◆ **Brief**:
Look for "Update" in each line of the entries, and return the matching lines.

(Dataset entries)
● ● ● ● ●

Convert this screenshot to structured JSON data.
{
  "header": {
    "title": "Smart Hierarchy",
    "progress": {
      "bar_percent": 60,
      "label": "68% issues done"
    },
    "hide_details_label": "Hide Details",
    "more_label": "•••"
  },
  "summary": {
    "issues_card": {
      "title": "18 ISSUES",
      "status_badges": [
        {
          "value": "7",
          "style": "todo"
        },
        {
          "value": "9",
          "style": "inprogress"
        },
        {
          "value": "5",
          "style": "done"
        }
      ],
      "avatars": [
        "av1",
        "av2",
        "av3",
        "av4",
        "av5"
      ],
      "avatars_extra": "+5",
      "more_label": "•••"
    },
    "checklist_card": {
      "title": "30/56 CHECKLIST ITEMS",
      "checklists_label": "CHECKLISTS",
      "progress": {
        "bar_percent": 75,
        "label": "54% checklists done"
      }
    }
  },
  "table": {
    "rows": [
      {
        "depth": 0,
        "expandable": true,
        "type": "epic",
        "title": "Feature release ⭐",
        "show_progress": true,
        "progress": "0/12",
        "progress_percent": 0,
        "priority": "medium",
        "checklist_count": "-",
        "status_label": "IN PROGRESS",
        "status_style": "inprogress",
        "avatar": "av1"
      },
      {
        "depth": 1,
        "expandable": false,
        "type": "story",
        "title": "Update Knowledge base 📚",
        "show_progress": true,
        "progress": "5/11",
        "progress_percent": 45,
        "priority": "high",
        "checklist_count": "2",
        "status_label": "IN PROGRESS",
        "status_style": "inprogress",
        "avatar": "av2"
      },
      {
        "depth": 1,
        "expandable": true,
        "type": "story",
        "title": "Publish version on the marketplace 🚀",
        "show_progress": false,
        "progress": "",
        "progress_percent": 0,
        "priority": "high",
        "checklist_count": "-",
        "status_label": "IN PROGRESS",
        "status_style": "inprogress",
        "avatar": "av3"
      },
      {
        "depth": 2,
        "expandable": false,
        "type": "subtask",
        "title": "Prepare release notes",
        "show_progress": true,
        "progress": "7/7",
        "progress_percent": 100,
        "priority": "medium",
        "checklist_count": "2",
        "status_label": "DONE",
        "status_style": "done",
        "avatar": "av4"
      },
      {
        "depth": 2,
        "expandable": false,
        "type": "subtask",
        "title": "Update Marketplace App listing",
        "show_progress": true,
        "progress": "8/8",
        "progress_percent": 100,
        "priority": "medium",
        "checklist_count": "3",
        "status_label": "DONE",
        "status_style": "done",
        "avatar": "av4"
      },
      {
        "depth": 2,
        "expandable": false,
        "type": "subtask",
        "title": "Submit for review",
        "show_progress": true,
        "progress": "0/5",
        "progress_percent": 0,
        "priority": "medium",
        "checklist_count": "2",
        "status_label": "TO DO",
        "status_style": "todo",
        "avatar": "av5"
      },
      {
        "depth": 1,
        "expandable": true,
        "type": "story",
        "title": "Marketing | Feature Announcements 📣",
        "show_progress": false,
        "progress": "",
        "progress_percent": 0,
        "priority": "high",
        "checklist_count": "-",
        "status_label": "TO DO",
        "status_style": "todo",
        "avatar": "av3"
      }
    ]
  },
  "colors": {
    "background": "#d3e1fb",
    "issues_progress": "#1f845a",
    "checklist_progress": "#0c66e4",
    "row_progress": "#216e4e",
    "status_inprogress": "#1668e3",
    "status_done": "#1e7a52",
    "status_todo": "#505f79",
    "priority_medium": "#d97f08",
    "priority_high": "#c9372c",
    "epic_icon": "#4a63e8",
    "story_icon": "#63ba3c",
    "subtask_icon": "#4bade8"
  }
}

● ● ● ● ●

◆ **Response below**:
        "title": "Update Knowledge base 📚",
        "title": "Update Marketplace App listing",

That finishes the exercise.